A televisual reminder of why this election is the worst thing ever

Career politicians

I watched "Question Time " last night and at the end of the 90 minute programme, my opinion, that the politics of the traditional parties of this country has become nothing more than a patronising appeal for votes, was vindicated. Moreover, even at the last live televised exchange, the "Party leaders" could not bring themselves to depart from the negative "don't vote for him" rhetoric that has plagued this campaign (and many others before, it just happens that this was the worst one) from day 1. At one point, a member of the audience, clearly exasperated by the endless negativity from the parties asked why the candidates would not explain what they were going to do and why people should vote for them, rather than trying to rubbish the others. I know how she felt.
How many times is it possible within a space of 28 minutes to repeat the phrase "Having to fix the economic mess that we inherited"? (As if it had not been repeated enough over the last 5 years). How many times can someone say "Reduce the deficit and balance the books" without saying how? Even the last "leader", during his 28 minutes continued the negative don't vote for him because of the possible combination of coalition partners. He clearly still has this delusional vision of the Liberal Democrats being in a position of retaining their cabinet positions, ministerial cars, inflated salaries and the associated kudos of office, albeit in a reshuffled format.
It seemed as if all three of them, in their almost desperate bid to dismiss the others had rejected the idea that a party can form a government from a minority position, without any form of coalition, formal or otherwise, and proceed on a vote by vote basis.
It seemed as though they had also by accident or design, overlooked the fact that the British people (apart from a few in the selected audience of 25% support for each and 25% for the others) are affronted by the constant patronising from career politicians followed by apparent indifference shown towards ordinary people between elections.

One of these two will probably be the next PM. Britain deserves better.
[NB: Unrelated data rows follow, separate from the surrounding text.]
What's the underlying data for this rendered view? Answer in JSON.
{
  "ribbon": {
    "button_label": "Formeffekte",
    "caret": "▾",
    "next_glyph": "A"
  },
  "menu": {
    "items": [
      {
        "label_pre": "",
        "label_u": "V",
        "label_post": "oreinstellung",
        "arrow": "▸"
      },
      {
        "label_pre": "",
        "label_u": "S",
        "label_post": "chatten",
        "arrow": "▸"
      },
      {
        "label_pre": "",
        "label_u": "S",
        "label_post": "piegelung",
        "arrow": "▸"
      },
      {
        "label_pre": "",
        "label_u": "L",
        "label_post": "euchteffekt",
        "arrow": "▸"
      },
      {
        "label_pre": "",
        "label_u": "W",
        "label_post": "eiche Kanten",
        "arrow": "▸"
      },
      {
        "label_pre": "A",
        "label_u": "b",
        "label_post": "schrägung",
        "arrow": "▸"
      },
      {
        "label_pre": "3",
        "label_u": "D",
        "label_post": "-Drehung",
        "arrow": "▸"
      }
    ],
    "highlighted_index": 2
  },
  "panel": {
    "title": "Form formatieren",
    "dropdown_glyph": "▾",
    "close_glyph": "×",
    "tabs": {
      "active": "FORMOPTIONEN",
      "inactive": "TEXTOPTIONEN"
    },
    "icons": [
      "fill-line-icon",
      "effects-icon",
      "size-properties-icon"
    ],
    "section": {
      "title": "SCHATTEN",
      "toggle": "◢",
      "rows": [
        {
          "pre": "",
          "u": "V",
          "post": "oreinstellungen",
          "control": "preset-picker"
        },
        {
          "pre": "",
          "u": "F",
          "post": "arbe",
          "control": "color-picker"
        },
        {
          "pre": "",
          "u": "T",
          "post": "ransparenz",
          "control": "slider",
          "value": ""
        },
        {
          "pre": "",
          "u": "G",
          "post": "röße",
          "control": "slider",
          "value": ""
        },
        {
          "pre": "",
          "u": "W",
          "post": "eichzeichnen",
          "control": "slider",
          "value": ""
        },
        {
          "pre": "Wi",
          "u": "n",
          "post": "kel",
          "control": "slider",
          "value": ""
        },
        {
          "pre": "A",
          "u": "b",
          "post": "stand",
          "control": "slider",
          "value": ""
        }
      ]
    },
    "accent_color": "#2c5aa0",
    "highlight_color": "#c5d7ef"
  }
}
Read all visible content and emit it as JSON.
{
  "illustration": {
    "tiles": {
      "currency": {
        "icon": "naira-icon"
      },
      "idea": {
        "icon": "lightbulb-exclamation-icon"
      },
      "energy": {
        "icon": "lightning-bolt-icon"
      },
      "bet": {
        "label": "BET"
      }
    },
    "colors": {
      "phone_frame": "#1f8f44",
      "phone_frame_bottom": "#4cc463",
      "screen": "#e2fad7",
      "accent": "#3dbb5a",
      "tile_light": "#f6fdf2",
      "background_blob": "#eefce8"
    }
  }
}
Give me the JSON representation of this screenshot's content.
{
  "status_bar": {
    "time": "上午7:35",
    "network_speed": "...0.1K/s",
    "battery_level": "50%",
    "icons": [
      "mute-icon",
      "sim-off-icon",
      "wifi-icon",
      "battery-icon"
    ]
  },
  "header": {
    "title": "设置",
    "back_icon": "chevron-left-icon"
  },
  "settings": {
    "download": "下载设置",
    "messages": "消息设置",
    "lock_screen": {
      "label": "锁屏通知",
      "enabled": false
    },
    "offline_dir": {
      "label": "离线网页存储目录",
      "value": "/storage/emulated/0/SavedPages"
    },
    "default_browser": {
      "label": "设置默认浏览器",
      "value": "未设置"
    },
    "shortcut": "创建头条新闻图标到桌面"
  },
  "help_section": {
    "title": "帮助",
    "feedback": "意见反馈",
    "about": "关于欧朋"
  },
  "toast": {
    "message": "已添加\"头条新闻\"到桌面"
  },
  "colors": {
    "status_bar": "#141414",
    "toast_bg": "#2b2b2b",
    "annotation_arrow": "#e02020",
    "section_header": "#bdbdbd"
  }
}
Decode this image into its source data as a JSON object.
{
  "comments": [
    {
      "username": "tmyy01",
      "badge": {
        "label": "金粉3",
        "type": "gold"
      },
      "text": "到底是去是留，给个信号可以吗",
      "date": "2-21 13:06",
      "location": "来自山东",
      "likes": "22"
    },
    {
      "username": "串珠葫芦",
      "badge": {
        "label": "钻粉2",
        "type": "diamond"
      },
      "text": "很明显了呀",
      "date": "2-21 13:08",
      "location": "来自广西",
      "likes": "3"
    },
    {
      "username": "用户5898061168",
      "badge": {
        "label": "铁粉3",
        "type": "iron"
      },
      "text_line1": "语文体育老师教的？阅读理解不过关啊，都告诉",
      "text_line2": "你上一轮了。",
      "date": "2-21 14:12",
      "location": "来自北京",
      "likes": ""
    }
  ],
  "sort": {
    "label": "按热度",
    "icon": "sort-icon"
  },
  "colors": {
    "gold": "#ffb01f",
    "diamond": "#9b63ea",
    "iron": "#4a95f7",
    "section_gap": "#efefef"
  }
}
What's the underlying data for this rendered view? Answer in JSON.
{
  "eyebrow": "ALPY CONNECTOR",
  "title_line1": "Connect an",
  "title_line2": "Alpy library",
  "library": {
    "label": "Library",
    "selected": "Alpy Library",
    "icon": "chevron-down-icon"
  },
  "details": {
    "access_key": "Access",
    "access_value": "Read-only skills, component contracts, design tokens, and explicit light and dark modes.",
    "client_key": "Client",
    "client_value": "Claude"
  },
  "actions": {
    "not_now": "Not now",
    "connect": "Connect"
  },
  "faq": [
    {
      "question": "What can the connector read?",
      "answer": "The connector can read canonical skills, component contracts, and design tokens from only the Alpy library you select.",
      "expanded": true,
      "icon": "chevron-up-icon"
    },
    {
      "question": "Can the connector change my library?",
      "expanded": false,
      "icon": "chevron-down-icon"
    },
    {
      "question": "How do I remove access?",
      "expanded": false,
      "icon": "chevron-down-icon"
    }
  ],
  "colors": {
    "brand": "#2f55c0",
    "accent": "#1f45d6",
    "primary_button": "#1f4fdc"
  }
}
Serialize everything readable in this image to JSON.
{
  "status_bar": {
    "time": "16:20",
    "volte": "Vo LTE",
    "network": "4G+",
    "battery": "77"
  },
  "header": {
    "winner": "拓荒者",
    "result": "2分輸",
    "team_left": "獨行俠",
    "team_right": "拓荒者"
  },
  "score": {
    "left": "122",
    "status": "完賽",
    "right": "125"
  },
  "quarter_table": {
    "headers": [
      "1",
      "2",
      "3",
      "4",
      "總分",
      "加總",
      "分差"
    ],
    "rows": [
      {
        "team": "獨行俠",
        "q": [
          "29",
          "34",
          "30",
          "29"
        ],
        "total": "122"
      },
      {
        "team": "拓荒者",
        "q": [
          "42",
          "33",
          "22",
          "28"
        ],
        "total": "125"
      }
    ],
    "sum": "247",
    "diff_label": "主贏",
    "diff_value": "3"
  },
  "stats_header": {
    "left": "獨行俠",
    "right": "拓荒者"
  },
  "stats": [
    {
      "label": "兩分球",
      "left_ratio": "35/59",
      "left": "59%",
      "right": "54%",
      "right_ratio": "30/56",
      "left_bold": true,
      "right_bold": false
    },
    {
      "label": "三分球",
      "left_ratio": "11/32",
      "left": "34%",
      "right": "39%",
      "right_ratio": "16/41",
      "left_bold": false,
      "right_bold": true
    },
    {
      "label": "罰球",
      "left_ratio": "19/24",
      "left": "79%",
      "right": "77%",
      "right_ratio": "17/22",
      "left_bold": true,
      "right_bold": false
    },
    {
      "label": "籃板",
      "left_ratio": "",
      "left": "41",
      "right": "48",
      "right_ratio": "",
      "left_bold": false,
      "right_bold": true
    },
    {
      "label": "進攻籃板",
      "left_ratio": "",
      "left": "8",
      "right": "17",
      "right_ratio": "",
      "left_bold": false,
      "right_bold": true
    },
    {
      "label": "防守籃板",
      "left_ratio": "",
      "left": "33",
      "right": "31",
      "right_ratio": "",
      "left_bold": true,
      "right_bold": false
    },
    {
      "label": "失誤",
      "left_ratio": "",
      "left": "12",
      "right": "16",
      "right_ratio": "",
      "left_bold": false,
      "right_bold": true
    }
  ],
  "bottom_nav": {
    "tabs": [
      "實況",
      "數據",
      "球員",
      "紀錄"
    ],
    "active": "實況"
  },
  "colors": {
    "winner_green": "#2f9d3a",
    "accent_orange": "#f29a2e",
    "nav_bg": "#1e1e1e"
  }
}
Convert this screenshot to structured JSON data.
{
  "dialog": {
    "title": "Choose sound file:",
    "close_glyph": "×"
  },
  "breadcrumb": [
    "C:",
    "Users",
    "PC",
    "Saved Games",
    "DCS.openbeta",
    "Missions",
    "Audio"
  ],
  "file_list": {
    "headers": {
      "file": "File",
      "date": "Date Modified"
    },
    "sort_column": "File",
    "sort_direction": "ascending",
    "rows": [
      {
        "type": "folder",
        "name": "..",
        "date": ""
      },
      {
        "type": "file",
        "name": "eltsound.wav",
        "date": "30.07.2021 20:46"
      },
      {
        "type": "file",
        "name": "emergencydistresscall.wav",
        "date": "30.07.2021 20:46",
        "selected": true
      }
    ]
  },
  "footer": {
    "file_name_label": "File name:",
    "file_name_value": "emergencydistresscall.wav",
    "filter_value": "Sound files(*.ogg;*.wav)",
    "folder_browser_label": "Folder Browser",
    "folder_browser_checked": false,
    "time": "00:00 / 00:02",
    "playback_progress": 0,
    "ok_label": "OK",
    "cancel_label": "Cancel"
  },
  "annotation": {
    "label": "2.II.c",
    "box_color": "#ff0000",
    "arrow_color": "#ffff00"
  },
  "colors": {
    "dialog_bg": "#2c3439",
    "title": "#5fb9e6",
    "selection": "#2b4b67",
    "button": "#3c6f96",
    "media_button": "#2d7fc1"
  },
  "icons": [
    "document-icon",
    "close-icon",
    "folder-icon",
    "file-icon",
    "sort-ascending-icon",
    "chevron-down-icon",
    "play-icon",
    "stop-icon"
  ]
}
It was a poor programme with poor participants.
Who won the exchanges? You may take your pick of one from three, depending on which if any of their parties you may happen to support. That is what the media, social, press or television seem to have done.
The point however is did "Question Time" have any impact on voting intentions?